● Data provided
══════
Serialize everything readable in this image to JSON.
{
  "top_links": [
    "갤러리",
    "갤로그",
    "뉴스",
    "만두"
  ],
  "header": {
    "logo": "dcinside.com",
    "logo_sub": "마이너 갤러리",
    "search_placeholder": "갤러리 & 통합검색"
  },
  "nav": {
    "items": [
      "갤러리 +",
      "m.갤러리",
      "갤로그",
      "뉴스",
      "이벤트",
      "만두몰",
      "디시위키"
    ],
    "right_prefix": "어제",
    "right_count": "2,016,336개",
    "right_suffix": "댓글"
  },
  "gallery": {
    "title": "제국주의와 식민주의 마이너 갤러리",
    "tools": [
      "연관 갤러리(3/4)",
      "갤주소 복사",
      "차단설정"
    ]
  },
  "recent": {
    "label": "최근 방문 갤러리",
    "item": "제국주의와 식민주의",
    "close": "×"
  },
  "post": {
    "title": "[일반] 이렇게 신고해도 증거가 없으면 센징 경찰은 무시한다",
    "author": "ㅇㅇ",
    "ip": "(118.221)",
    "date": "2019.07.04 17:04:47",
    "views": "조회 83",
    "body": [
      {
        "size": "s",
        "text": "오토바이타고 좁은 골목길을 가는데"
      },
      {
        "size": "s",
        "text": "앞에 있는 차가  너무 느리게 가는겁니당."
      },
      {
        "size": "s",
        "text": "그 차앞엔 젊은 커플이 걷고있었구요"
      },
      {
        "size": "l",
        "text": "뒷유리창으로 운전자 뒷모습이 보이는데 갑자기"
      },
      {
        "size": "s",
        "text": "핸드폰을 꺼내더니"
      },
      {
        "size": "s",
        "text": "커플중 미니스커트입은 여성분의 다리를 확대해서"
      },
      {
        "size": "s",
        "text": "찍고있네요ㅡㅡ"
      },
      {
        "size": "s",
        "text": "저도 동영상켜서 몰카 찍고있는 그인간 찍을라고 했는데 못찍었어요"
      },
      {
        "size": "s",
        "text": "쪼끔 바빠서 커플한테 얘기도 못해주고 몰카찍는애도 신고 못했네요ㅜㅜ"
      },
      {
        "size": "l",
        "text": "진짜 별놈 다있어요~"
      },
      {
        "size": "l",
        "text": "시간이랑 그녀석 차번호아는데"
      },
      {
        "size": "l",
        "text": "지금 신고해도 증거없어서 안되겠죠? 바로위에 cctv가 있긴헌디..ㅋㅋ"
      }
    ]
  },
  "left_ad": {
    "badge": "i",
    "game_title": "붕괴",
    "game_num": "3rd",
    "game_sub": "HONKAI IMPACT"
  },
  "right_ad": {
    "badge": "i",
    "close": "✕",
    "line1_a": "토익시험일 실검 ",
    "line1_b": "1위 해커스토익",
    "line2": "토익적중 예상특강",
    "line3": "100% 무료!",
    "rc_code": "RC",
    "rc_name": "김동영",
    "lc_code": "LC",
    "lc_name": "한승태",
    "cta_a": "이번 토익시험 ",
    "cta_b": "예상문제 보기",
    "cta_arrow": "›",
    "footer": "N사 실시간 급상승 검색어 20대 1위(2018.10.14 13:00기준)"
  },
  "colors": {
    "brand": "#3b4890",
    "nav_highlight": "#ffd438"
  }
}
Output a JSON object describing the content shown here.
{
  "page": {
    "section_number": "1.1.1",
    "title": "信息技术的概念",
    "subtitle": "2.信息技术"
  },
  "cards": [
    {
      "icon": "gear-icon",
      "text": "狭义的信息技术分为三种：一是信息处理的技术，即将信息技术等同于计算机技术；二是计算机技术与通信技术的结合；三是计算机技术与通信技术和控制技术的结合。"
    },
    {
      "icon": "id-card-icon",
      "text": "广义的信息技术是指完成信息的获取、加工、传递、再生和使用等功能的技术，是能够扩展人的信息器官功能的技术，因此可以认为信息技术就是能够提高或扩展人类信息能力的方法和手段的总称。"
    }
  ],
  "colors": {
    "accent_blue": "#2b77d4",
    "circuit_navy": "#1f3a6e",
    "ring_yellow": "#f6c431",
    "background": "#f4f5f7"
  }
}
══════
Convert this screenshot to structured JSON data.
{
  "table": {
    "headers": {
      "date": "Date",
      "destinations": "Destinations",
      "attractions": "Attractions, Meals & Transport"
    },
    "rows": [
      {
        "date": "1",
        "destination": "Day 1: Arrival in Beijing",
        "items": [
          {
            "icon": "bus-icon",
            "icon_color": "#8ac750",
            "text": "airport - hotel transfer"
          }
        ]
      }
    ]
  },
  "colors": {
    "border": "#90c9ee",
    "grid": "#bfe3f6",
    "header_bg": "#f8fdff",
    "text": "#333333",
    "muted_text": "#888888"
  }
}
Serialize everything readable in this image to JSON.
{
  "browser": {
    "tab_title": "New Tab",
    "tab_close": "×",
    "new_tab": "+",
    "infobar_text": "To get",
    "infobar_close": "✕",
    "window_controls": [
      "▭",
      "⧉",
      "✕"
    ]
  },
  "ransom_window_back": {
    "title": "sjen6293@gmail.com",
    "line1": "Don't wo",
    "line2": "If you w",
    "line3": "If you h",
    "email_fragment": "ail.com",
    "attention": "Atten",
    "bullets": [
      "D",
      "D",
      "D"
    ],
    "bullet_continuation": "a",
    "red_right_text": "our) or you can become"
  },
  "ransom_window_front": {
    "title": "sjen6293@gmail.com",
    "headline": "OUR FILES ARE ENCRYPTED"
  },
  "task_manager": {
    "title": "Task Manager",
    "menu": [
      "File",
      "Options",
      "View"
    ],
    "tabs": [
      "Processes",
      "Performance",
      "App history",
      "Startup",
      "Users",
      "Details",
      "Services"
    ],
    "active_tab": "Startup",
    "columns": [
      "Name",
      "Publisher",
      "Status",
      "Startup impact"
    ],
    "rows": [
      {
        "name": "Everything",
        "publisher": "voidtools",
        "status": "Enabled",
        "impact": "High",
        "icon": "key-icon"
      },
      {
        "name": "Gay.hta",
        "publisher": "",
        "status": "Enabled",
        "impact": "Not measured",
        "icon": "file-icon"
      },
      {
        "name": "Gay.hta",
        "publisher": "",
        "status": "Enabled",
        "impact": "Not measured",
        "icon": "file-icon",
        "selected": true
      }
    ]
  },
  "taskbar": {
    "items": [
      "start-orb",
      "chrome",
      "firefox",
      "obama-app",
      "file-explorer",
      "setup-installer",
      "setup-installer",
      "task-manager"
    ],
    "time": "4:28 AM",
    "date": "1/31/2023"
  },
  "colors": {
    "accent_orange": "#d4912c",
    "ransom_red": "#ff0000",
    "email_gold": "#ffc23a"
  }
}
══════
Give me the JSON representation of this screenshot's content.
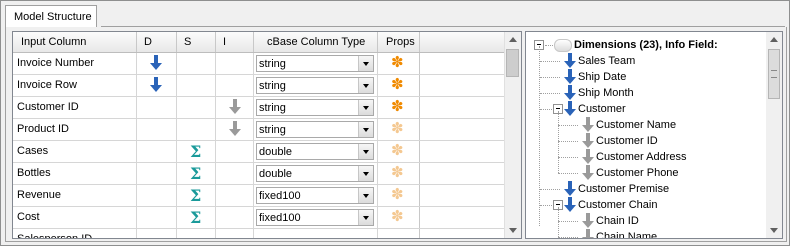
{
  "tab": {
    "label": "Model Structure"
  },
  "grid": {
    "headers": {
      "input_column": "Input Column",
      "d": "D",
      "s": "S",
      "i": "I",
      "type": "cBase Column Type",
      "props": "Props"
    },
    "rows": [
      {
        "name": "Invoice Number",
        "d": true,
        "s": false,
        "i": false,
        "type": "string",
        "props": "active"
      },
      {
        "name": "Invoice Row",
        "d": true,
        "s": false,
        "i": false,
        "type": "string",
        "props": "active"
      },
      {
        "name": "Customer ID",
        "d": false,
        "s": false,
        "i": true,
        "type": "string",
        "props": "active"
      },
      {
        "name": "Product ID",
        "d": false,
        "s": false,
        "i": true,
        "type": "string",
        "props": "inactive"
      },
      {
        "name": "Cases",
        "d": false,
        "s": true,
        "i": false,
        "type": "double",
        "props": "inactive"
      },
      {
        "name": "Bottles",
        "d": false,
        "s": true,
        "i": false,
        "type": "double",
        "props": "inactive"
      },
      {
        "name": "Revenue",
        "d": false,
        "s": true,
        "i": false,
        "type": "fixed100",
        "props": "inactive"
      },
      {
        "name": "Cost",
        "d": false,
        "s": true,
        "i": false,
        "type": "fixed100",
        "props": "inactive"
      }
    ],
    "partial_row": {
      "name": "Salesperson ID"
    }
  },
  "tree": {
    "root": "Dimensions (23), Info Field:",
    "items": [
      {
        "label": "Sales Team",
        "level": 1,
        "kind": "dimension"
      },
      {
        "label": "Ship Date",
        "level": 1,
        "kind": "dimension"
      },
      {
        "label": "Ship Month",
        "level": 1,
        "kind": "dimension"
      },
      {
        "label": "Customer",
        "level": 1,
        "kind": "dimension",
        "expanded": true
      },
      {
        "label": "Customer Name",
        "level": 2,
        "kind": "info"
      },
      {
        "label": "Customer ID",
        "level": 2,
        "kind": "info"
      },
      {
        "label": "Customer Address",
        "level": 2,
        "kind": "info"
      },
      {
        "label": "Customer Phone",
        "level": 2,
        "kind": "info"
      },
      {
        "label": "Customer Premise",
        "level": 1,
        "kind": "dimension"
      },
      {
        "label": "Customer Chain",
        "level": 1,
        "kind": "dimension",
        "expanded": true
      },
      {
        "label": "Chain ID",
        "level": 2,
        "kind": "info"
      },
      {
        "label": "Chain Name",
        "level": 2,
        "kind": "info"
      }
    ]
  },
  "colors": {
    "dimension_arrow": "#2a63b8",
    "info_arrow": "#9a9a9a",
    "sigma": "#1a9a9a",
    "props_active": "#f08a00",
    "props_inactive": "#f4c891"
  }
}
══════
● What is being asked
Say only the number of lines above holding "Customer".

● Solution for this exercise
8